> _DATA FOR THE TASK_
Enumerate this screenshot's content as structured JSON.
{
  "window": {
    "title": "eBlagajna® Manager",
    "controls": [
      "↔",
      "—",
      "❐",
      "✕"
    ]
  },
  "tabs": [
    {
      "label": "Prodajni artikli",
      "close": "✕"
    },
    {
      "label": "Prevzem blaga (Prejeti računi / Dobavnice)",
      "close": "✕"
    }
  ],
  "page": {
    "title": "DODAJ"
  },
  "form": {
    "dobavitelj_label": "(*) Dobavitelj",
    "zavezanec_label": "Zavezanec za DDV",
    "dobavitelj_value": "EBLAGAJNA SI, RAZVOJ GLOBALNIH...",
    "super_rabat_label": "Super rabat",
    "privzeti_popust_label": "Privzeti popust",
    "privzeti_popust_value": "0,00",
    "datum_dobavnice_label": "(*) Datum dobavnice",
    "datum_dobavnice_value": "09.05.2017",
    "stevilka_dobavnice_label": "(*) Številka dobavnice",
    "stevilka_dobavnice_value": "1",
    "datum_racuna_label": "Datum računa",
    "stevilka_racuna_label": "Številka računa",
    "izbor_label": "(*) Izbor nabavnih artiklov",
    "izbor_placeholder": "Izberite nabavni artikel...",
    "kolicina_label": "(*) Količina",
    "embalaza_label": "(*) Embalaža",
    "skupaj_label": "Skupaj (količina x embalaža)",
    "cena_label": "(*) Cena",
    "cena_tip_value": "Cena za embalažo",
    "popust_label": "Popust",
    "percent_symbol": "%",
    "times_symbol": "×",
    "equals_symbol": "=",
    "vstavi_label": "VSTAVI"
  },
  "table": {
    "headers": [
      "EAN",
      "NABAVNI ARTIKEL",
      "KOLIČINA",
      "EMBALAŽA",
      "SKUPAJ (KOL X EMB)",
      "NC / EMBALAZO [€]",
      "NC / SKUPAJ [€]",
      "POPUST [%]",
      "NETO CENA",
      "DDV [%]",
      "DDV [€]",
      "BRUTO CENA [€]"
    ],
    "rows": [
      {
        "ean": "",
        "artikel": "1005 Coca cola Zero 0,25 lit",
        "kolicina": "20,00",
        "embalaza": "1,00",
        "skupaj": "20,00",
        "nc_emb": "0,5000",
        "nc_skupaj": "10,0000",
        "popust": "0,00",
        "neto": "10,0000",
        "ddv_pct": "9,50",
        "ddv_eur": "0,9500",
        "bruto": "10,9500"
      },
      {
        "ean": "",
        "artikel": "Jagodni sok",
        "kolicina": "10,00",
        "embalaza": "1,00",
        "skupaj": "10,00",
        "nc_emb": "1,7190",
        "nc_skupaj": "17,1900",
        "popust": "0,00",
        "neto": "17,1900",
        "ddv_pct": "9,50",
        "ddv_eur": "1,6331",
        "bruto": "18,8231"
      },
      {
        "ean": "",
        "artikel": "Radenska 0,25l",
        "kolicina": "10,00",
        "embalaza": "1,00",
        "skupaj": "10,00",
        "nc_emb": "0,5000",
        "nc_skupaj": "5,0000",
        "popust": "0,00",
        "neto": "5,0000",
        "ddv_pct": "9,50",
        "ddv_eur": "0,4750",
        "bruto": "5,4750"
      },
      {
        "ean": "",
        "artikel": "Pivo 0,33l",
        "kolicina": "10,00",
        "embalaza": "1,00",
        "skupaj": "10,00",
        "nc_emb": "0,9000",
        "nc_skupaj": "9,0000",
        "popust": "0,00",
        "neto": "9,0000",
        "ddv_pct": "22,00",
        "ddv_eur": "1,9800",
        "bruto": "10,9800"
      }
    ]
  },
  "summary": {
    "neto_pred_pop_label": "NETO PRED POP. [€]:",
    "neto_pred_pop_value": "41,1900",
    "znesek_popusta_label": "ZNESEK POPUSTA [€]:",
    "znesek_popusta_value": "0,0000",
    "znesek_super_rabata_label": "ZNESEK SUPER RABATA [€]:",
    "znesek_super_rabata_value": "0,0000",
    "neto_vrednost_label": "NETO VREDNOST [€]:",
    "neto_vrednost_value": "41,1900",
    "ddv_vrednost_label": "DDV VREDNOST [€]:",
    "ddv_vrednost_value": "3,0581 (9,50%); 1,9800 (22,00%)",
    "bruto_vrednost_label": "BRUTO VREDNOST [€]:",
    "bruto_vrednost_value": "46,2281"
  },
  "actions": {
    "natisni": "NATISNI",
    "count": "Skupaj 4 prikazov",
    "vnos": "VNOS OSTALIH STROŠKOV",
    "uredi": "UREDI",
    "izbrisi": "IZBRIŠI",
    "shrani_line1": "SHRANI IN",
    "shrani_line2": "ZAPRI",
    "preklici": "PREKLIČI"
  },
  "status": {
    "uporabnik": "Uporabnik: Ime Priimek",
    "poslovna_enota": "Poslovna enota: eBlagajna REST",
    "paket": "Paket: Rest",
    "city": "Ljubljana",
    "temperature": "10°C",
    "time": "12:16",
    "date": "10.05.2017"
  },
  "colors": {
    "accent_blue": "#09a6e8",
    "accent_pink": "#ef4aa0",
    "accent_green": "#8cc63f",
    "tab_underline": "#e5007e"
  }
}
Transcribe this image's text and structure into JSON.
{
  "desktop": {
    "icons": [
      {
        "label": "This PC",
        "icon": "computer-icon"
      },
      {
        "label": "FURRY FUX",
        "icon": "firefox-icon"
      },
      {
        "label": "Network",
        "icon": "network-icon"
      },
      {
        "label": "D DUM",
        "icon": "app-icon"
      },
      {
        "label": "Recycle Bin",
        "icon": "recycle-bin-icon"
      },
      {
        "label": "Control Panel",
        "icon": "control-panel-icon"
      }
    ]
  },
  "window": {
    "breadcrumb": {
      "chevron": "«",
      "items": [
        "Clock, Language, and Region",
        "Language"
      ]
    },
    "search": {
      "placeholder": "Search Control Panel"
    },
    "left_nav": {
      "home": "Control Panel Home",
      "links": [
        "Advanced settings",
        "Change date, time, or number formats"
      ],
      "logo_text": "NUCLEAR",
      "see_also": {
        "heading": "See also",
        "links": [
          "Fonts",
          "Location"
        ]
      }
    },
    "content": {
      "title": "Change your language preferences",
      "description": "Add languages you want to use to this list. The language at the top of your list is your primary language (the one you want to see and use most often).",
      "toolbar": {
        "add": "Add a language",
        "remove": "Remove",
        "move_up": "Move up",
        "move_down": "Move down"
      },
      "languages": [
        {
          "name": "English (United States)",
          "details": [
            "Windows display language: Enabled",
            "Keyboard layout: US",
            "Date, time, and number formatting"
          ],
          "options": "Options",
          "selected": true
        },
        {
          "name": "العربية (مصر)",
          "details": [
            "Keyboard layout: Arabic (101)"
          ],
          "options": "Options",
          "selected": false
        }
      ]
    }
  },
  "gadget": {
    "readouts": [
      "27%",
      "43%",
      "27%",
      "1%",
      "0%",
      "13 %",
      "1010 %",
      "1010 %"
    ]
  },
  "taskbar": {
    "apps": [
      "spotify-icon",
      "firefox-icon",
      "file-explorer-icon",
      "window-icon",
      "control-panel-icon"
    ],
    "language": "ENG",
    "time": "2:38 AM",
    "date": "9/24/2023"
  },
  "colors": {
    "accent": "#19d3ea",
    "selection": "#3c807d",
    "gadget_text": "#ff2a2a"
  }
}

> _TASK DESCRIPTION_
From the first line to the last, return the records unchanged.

> _EXERCISE RESPONSE_
Enumerate this screenshot's content as structured JSON.
{
  "window": {
    "title": "eBlagajna® Manager",
    "controls": [
      "↔",
      "—",
      "❐",
      "✕"
    ]
  },
  "tabs": [
    {
      "label": "Prodajni artikli",
      "close": "✕"
    },
    {
      "label": "Prevzem blaga (Prejeti računi / Dobavnice)",
      "close": "✕"
    }
  ],
  "page": {
    "title": "DODAJ"
  },
  "form": {
    "dobavitelj_label": "(*) Dobavitelj",
    "zavezanec_label": "Zavezanec za DDV",
    "dobavitelj_value": "EBLAGAJNA SI, RAZVOJ GLOBALNIH...",
    "super_rabat_label": "Super rabat",
    "privzeti_popust_label": "Privzeti popust",
    "privzeti_popust_value": "0,00",
    "datum_dobavnice_label": "(*) Datum dobavnice",
    "datum_dobavnice_value": "09.05.2017",
    "stevilka_dobavnice_label": "(*) Številka dobavnice",
    "stevilka_dobavnice_value": "1",
    "datum_racuna_label": "Datum računa",
    "stevilka_racuna_label": "Številka računa",
    "izbor_label": "(*) Izbor nabavnih artiklov",
    "izbor_placeholder": "Izberite nabavni artikel...",
    "kolicina_label": "(*) Količina",
    "embalaza_label": "(*) Embalaža",
    "skupaj_label": "Skupaj (količina x embalaža)",
    "cena_label": "(*) Cena",
    "cena_tip_value": "Cena za embalažo",
    "popust_label": "Popust",
    "percent_symbol": "%",
    "times_symbol": "×",
    "equals_symbol": "=",
    "vstavi_label": "VSTAVI"
  },
  "table": {
    "headers": [
      "EAN",
      "NABAVNI ARTIKEL",
      "KOLIČINA",
      "EMBALAŽA",
      "SKUPAJ (KOL X EMB)",
      "NC / EMBALAZO [€]",
      "NC / SKUPAJ [€]",
      "POPUST [%]",
      "NETO CENA",
      "DDV [%]",
      "DDV [€]",
      "BRUTO CENA [€]"
    ],
    "rows": [
      {
        "ean": "",
        "artikel": "1005 Coca cola Zero 0,25 lit",
        "kolicina": "20,00",
        "embalaza": "1,00",
        "skupaj": "20,00",
        "nc_emb": "0,5000",
        "nc_skupaj": "10,0000",
        "popust": "0,00",
        "neto": "10,0000",
        "ddv_pct": "9,50",
        "ddv_eur": "0,9500",
        "bruto": "10,9500"
      },
      {
        "ean": "",
        "artikel": "Jagodni sok",
        "kolicina": "10,00",
        "embalaza": "1,00",
        "skupaj": "10,00",
        "nc_emb": "1,7190",
        "nc_skupaj": "17,1900",
        "popust": "0,00",
        "neto": "17,1900",
        "ddv_pct": "9,50",
        "ddv_eur": "1,6331",
        "bruto": "18,8231"
      },
      {
        "ean": "",
        "artikel": "Radenska 0,25l",
        "kolicina": "10,00",
        "embalaza": "1,00",
        "skupaj": "10,00",
        "nc_emb": "0,5000",
        "nc_skupaj": "5,0000",
        "popust": "0,00",
        "neto": "5,0000",
        "ddv_pct": "9,50",
        "ddv_eur": "0,4750",
        "bruto": "5,4750"
      },
      {
        "ean": "",
        "artikel": "Pivo 0,33l",
        "kolicina": "10,00",
        "embalaza": "1,00",
        "skupaj": "10,00",
        "nc_emb": "0,9000",
        "nc_skupaj": "9,0000",
        "popust": "0,00",
        "neto": "9,0000",
        "ddv_pct": "22,00",
        "ddv_eur": "1,9800",
        "bruto": "10,9800"
      }
    ]
  },
  "summary": {
    "neto_pred_pop_label": "NETO PRED POP. [€]:",
    "neto_pred_pop_value": "41,1900",
    "znesek_popusta_label": "ZNESEK POPUSTA [€]:",
    "znesek_popusta_value": "0,0000",
    "znesek_super_rabata_label": "ZNESEK SUPER RABATA [€]:",
    "znesek_super_rabata_value": "0,0000",
    "neto_vrednost_label": "NETO VREDNOST [€]:",
    "neto_vrednost_value": "41,1900",
    "ddv_vrednost_label": "DDV VREDNOST [€]:",
    "ddv_vrednost_value": "3,0581 (9,50%); 1,9800 (22,00%)",
    "bruto_vrednost_label": "BRUTO VREDNOST [€]:",
    "bruto_vrednost_value": "46,2281"
  },
  "actions": {
    "natisni": "NATISNI",
    "count": "Skupaj 4 prikazov",
    "vnos": "VNOS OSTALIH STROŠKOV",
    "uredi": "UREDI",
    "izbrisi": "IZBRIŠI",
    "shrani_line1": "SHRANI IN",
    "shrani_line2": "ZAPRI",
    "preklici": "PREKLIČI"
  },
  "status": {
    "uporabnik": "Uporabnik: Ime Priimek",
    "poslovna_enota": "Poslovna enota: eBlagajna REST",
    "paket": "Paket: Rest",
    "city": "Ljubljana",
    "temperature": "10°C",
    "time": "12:16",
    "date": "10.05.2017"
  },
  "colors": {
    "accent_blue": "#09a6e8",
    "accent_pink": "#ef4aa0",
    "accent_green": "#8cc63f",
    "tab_underline": "#e5007e"
  }
}
Transcribe this image's text and structure into JSON.
{
  "desktop": {
    "icons": [
      {
        "label": "This PC",
        "icon": "computer-icon"
      },
      {
        "label": "FURRY FUX",
        "icon": "firefox-icon"
      },
      {
        "label": "Network",
        "icon": "network-icon"
      },
      {
        "label": "D DUM",
        "icon": "app-icon"
      },
      {
        "label": "Recycle Bin",
        "icon": "recycle-bin-icon"
      },
      {
        "label": "Control Panel",
        "icon": "control-panel-icon"
      }
    ]
  },
  "window": {
    "breadcrumb": {
      "chevron": "«",
      "items": [
        "Clock, Language, and Region",
        "Language"
      ]
    },
    "search": {
      "placeholder": "Search Control Panel"
    },
    "left_nav": {
      "home": "Control Panel Home",
      "links": [
        "Advanced settings",
        "Change date, time, or number formats"
      ],
      "logo_text": "NUCLEAR",
      "see_also": {
        "heading": "See also",
        "links": [
          "Fonts",
          "Location"
        ]
      }
    },
    "content": {
      "title": "Change your language preferences",
      "description": "Add languages you want to use to this list. The language at the top of your list is your primary language (the one you want to see and use most often).",
      "toolbar": {
        "add": "Add a language",
        "remove": "Remove",
        "move_up": "Move up",
        "move_down": "Move down"
      },
      "languages": [
        {
          "name": "English (United States)",
          "details": [
            "Windows display language: Enabled",
            "Keyboard layout: US",
            "Date, time, and number formatting"
          ],
          "options": "Options",
          "selected": true
        },
        {
          "name": "العربية (مصر)",
          "details": [
            "Keyboard layout: Arabic (101)"
          ],
          "options": "Options",
          "selected": false
        }
      ]
    }
  },
  "gadget": {
    "readouts": [
      "27%",
      "43%",
      "27%",
      "1%",
      "0%",
      "13 %",
      "1010 %",
      "1010 %"
    ]
  },
  "taskbar": {
    "apps": [
      "spotify-icon",
      "firefox-icon",
      "file-explorer-icon",
      "window-icon",
      "control-panel-icon"
    ],
    "language": "ENG",
    "time": "2:38 AM",
    "date": "9/24/2023"
  },
  "colors": {
    "accent": "#19d3ea",
    "selection": "#3c807d",
    "gadget_text": "#ff2a2a"
  }
}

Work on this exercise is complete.